Records excerpted from a collection

┄┄┄┄┄┄

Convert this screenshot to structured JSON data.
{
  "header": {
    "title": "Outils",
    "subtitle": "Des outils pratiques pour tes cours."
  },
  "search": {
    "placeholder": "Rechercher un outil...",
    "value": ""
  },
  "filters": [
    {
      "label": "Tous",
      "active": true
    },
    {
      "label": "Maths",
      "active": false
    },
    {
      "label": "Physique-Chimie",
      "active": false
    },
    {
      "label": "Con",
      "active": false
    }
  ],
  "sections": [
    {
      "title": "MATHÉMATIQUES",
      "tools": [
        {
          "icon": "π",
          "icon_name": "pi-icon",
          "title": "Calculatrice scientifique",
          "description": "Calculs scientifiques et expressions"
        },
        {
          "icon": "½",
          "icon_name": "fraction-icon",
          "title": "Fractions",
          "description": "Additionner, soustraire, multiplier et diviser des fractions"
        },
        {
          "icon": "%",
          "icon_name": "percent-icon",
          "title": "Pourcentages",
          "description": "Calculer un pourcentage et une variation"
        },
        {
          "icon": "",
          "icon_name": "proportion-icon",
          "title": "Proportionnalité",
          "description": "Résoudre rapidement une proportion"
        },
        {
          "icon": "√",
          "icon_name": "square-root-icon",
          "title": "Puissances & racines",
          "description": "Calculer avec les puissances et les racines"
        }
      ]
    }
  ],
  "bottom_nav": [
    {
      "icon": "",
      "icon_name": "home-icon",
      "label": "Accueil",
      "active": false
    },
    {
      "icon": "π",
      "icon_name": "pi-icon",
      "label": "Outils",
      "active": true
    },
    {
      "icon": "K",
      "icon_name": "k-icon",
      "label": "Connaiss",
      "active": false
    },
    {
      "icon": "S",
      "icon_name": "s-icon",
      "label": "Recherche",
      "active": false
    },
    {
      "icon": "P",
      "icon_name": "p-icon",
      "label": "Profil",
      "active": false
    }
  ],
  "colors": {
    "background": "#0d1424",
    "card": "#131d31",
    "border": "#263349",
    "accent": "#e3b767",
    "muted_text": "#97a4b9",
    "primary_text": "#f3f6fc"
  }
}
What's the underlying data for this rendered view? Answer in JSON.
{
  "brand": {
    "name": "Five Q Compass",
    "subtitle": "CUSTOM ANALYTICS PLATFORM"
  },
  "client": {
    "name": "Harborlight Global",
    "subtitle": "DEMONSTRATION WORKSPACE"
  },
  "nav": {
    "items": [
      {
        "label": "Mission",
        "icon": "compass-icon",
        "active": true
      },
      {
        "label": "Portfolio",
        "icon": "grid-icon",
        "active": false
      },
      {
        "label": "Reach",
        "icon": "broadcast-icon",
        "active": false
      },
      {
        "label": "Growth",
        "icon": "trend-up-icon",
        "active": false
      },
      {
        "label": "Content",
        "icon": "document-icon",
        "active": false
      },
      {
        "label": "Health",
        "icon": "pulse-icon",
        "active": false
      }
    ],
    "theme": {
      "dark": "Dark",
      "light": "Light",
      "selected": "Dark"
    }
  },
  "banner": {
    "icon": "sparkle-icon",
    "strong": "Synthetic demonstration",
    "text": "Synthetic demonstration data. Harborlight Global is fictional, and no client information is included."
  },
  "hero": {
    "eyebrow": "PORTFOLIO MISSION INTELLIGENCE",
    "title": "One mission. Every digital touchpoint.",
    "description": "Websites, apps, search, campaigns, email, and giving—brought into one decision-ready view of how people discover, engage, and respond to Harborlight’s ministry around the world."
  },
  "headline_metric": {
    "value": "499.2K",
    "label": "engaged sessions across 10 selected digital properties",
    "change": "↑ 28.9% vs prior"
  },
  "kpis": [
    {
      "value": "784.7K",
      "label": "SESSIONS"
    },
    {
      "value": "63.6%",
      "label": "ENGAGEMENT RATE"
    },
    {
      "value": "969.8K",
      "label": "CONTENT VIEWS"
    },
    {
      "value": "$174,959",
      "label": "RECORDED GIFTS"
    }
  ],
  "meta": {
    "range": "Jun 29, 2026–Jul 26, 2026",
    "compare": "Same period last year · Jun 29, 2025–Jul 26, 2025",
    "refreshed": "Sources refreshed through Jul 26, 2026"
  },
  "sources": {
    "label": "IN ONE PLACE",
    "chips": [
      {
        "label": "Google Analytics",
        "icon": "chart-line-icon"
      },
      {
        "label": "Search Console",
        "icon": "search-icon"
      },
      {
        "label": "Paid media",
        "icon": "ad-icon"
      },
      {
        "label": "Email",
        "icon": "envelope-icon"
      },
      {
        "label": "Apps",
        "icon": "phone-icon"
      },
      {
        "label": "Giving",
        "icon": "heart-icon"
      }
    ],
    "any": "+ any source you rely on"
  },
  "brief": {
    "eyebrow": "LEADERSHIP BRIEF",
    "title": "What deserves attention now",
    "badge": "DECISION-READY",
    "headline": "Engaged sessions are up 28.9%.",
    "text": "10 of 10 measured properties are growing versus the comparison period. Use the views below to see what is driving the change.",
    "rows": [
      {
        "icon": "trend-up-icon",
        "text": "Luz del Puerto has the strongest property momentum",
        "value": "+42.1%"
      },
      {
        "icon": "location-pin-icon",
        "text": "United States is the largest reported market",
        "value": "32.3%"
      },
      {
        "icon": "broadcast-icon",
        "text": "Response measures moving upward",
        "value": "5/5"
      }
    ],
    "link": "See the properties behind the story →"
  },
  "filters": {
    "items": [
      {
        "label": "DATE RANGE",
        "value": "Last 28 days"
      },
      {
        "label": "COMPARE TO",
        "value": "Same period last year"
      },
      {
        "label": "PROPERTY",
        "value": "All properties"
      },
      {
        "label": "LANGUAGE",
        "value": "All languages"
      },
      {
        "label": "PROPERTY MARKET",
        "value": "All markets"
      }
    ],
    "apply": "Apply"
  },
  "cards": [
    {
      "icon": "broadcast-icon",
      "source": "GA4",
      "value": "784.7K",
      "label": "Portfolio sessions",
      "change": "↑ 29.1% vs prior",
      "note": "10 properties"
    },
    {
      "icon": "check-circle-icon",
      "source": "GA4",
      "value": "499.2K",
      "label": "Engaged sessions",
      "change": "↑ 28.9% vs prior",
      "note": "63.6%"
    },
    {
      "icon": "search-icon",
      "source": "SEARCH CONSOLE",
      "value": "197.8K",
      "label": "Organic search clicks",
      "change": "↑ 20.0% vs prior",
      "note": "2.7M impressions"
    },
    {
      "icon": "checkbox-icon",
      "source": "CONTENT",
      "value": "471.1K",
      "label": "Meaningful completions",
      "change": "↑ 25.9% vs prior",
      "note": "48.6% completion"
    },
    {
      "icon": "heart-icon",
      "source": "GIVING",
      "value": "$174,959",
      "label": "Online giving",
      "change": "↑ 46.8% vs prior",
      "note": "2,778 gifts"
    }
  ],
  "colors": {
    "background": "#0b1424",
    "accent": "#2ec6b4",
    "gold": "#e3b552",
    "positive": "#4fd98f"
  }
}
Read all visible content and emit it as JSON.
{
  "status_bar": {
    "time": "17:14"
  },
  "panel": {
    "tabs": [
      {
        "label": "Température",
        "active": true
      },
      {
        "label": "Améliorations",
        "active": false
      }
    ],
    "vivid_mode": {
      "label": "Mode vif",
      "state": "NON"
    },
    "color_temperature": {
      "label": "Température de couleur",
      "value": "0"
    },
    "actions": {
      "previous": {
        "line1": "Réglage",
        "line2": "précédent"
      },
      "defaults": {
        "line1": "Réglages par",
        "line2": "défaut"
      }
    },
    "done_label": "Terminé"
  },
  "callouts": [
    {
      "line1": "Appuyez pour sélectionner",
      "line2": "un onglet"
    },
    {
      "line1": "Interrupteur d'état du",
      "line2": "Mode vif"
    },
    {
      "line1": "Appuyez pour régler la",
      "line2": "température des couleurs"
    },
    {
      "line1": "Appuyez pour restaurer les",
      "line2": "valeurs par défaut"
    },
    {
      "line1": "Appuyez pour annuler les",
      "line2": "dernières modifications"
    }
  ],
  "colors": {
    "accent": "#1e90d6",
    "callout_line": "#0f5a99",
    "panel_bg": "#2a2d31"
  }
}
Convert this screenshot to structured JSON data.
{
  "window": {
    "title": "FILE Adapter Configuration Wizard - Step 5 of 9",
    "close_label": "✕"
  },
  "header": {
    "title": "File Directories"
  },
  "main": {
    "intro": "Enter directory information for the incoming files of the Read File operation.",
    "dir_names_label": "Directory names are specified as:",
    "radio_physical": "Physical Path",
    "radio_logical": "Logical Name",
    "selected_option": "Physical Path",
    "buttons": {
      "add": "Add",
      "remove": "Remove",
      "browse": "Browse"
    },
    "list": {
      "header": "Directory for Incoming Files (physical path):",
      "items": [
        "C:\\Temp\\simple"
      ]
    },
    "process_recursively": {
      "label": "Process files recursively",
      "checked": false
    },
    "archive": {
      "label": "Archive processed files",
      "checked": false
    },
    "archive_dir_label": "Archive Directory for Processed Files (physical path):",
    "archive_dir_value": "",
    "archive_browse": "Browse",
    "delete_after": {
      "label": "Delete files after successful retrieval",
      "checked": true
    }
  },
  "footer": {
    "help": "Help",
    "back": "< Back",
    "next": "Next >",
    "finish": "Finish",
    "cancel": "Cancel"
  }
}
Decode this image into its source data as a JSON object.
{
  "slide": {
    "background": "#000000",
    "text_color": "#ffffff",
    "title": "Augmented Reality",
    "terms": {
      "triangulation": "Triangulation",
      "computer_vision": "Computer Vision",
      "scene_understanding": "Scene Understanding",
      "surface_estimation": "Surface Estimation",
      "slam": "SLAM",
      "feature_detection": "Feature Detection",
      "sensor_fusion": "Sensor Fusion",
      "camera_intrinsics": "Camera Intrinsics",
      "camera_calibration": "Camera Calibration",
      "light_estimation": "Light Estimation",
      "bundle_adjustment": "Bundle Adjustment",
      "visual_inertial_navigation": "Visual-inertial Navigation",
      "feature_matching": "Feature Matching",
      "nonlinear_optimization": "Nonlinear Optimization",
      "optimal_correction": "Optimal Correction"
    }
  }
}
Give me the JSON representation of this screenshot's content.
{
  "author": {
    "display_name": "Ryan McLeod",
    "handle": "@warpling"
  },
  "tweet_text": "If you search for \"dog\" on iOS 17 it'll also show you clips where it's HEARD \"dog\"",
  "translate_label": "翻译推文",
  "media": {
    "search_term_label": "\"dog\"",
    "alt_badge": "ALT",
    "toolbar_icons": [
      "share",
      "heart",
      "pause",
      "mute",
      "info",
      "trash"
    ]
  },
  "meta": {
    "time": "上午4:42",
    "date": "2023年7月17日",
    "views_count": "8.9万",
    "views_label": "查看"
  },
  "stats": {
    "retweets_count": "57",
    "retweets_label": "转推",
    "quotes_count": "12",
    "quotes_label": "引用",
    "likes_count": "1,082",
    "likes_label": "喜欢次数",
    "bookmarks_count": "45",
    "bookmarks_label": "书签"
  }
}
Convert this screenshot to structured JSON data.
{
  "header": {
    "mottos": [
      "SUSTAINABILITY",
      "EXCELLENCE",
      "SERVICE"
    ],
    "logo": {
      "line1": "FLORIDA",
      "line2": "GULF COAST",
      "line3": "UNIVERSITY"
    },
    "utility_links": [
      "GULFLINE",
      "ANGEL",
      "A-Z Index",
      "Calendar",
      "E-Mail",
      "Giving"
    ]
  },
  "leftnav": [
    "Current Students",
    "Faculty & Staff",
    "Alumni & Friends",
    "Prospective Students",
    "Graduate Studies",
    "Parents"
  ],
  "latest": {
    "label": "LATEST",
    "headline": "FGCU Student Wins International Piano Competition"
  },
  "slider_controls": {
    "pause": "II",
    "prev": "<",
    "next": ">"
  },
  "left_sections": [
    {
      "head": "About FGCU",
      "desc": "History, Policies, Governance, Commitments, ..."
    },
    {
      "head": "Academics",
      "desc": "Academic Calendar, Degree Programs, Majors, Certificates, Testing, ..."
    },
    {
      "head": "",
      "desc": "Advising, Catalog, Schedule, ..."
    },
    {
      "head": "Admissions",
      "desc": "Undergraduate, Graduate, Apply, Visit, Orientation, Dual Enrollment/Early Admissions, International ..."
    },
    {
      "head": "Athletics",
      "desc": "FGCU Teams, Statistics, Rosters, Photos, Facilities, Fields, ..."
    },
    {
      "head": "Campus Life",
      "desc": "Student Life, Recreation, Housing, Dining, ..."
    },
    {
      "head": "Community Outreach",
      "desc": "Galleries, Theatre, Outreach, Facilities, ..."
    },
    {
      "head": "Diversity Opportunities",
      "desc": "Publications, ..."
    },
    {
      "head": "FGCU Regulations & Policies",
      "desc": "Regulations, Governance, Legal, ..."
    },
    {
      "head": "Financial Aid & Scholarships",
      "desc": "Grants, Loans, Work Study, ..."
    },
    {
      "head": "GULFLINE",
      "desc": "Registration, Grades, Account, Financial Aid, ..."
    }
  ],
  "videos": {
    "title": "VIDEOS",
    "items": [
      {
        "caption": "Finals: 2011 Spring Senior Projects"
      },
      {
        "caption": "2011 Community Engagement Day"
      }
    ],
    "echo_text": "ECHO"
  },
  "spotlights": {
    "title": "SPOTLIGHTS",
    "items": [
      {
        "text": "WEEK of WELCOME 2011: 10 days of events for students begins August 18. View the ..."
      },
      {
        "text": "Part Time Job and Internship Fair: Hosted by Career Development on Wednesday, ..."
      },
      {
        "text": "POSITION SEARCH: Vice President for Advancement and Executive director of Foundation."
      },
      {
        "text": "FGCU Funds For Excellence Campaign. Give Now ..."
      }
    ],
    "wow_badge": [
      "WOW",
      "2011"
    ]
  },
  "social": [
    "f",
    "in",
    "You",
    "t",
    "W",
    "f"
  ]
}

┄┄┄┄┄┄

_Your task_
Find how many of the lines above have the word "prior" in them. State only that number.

_Your solution_
6